WASHINGTON, D.C.— Stephen Hall, Legal Director and Securities Specialist, issued the following statement on a joint petition sent to the U.S. Securities and Exchange Commission (SEC) urging the agency to clarify its policies on credit rating agencies:
“The fact is that powerful conflicts of interest continue to influence the credit rating agencies, as they seek to attract and retain business from the companies and other issuers that rely on them when seeking investment dollars from the public. While the SEC has implemented a number of reforms in the Dodd-Frank Act governing credit rating agencies, important work remains to be done. The petition we joined calls on the SEC to clarify its policies on three issues to increase transparency and accountability in the crediting rating industry.
“First, it’s time for the SEC to identify the firms that violate the law when the Office of Credit Ratings issues its annual exam reports. That will help deter misconduct and allow investors to decide for themselves which rating agencies they should trust. Second, the SEC should make clear that the credit rating agencies are liable under Section 11 of the Securities Act of 1933 for misleading credit ratings appearing in registration statements and prospectuses. Only with such accountability will the rating agencies be sufficiently deterred from violating the law and producing unreliable ratings.

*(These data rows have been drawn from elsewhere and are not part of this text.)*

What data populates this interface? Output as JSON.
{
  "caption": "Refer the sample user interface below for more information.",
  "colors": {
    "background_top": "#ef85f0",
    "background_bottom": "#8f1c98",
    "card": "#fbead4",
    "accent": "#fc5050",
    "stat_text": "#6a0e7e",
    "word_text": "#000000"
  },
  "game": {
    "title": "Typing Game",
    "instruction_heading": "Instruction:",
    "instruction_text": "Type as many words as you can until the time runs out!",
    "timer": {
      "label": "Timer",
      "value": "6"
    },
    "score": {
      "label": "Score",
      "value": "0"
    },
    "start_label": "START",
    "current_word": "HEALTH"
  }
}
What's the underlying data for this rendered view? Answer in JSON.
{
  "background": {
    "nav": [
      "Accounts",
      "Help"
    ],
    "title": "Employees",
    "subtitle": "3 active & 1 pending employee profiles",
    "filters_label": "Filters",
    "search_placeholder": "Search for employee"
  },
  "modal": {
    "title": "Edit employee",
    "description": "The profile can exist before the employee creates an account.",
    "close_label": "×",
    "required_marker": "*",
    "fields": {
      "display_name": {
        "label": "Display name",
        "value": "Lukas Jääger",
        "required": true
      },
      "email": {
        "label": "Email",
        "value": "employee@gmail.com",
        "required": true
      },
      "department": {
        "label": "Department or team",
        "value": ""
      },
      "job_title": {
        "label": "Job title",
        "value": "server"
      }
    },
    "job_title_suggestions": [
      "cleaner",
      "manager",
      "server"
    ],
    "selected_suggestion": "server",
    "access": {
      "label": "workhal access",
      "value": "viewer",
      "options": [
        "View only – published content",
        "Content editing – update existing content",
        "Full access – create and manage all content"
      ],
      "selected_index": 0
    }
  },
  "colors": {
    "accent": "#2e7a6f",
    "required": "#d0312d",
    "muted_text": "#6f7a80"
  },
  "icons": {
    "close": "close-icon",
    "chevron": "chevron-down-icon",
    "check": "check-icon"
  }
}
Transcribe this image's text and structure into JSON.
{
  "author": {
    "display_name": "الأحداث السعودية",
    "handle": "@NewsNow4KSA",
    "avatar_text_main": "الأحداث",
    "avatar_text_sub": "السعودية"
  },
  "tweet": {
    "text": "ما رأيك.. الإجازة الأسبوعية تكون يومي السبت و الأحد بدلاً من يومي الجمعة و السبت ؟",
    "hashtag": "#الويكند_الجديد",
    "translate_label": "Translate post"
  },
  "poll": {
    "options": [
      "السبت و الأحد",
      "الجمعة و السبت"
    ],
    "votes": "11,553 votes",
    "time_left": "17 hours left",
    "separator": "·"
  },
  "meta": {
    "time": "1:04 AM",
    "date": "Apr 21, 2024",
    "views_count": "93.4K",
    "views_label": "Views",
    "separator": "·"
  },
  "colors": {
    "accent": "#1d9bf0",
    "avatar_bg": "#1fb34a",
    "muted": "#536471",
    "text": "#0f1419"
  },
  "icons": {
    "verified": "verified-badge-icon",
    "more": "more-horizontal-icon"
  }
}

“Finally, the SEC should at least remove the uncertainty surrounding the application of Regulation ‘Fair Disclosure’ to the rating agencies. Regulation FD provides that when an issuer privately discloses material nonpublic information to certain persons, the issuer must also disclose that information to the broader public. In Dodd-Frank, Congress instructed the SEC to eliminate an exemption placing credit rating agencies outside the scope of the rule, but it’s far from clear that this reform has actually been implemented. In hopes of facilitating action by the SEC, the petition seeks these clarifications through policy statements from the SEC, not rulemakings.
“These and other measures are necessary to help reform the credit rating industry as Congress intended in the aftermath of the financial crisis. We know that credit rating agencies can play an important role in helping investors decide where to allocate their funds, but it’s also clear that they were key enablers of the financial crisis. That’s why finishing the reform process is so important.

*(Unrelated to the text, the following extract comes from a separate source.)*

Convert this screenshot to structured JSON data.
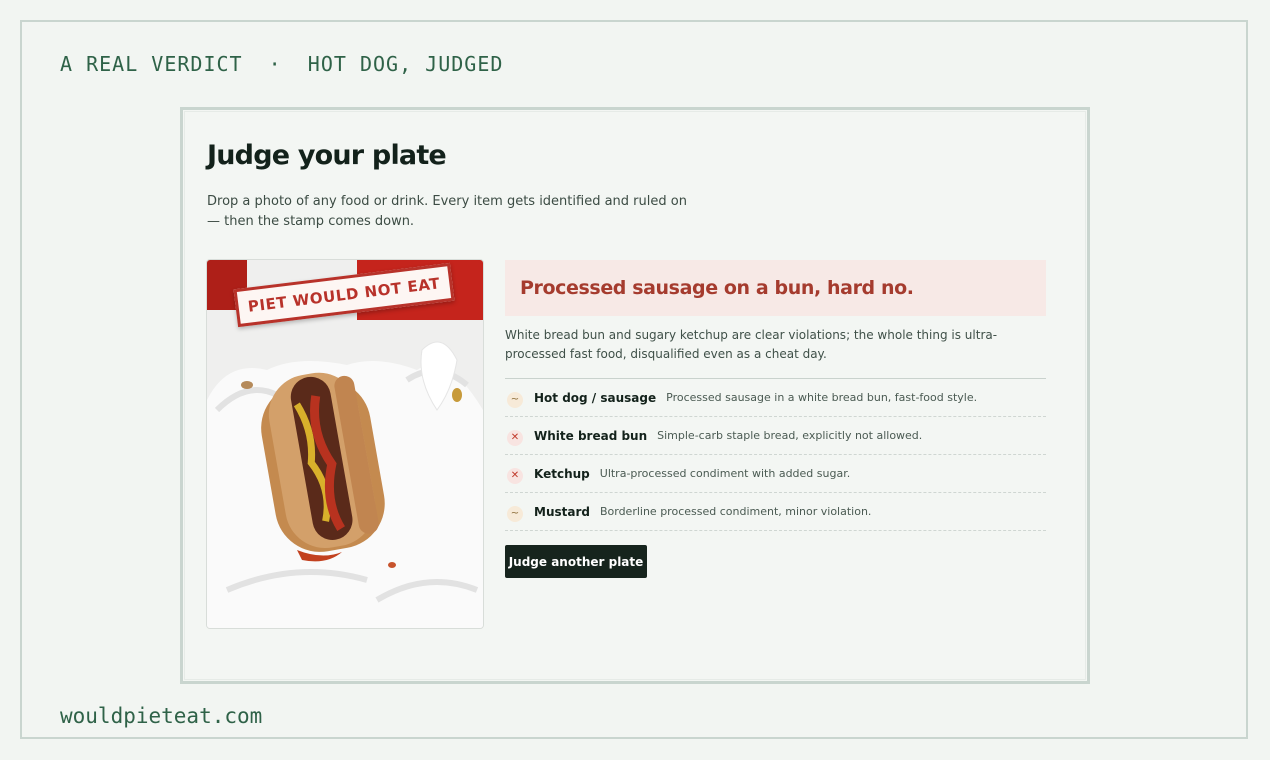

“We were pleased to join with other prominent public interest advocates in the petition and we look forward to the SEC’s response.”

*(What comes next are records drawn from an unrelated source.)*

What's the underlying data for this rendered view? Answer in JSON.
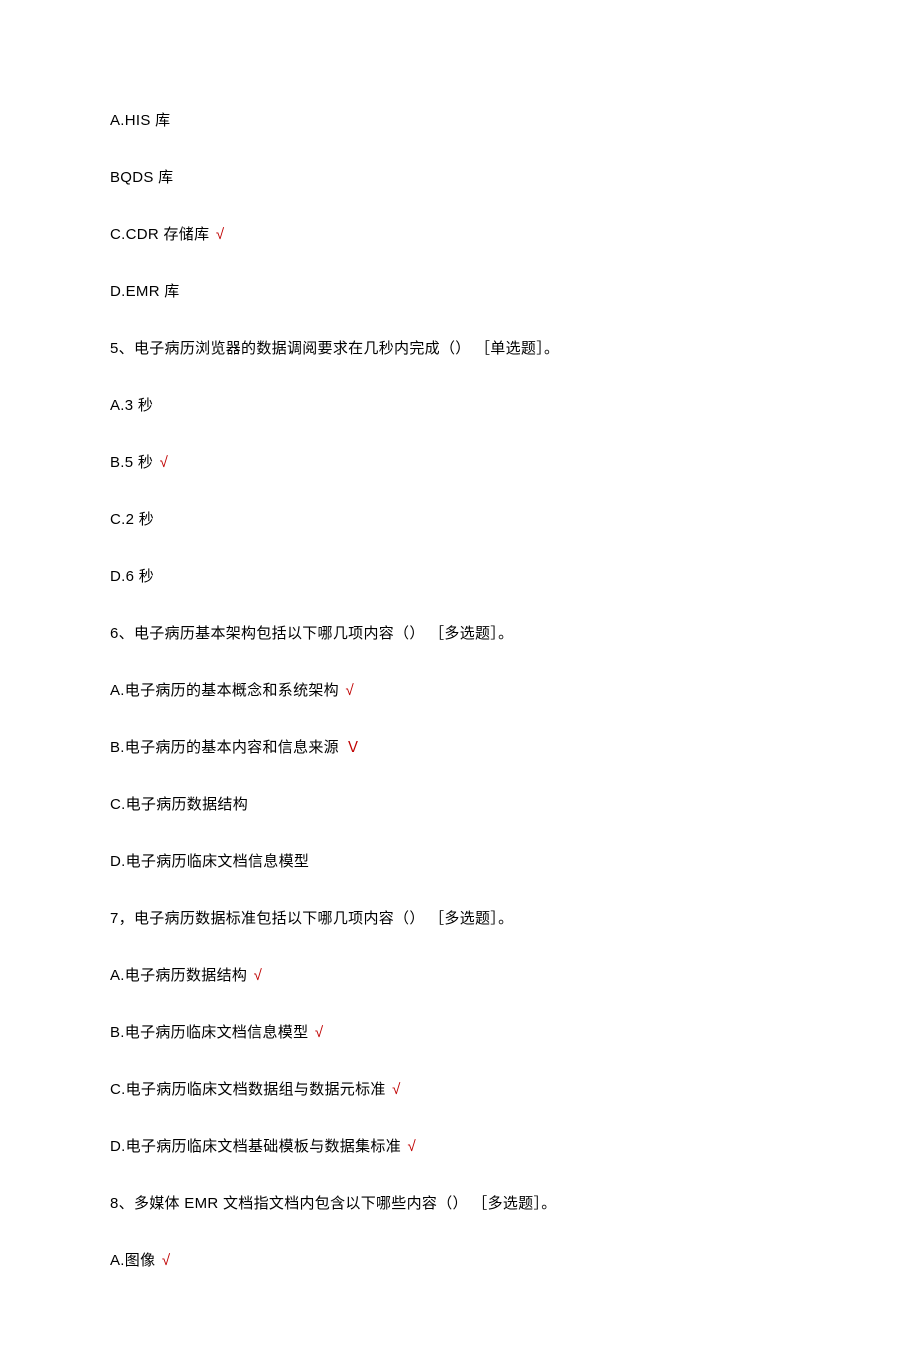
{
  "lines": [
    {
      "text": "A.HIS 库",
      "correct": false
    },
    {
      "text": "BQDS 库",
      "correct": false
    },
    {
      "text": "C.CDR 存储库",
      "correct": true
    },
    {
      "text": "D.EMR 库",
      "correct": false
    },
    {
      "text": "5、电子病历浏览器的数据调阅要求在几秒内完成（） ［单选题］。",
      "correct": false
    },
    {
      "text": "A.3 秒",
      "correct": false
    },
    {
      "text": "B.5 秒",
      "correct": true
    },
    {
      "text": "C.2 秒",
      "correct": false
    },
    {
      "text": "D.6 秒",
      "correct": false
    },
    {
      "text": "6、电子病历基本架构包括以下哪几项内容（） ［多选题］。",
      "correct": false
    },
    {
      "text": "A.电子病历的基本概念和系统架构",
      "correct": true
    },
    {
      "text": "B.电子病历的基本内容和信息来源",
      "correct": true,
      "checkGlyph": "Ｖ"
    },
    {
      "text": "C.电子病历数据结构",
      "correct": false
    },
    {
      "text": "D.电子病历临床文档信息模型",
      "correct": false
    },
    {
      "text": "7，电子病历数据标准包括以下哪几项内容（） ［多选题］。",
      "correct": false
    },
    {
      "text": "A.电子病历数据结构",
      "correct": true
    },
    {
      "text": "B.电子病历临床文档信息模型",
      "correct": true
    },
    {
      "text": "C.电子病历临床文档数据组与数据元标准",
      "correct": true
    },
    {
      "text": "D.电子病历临床文档基础模板与数据集标准",
      "correct": true
    },
    {
      "text": "8、多媒体 EMR 文档指文档内包含以下哪些内容（） ［多选题］。",
      "correct": false
    },
    {
      "text": "A.图像",
      "correct": true
    }
  ],
  "defaultCheckGlyph": "√"
}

You can find the petition here.
Better Markets is a non-profit, non-partisan, and independent organization founded in the wake of the 2008 financial crisis to promote the public interest in the financial markets, support the financial reform of Wall Street and make our financial system work for all Americans again. Better Markets works with allies—including many in finance—to promote pro-market, pro-business and pro-growth policies that help build a stronger, safer financial system that protects and promotes Americans’ jobs, savings, retirements and more. To learn more, visit www.bettermarkets.org.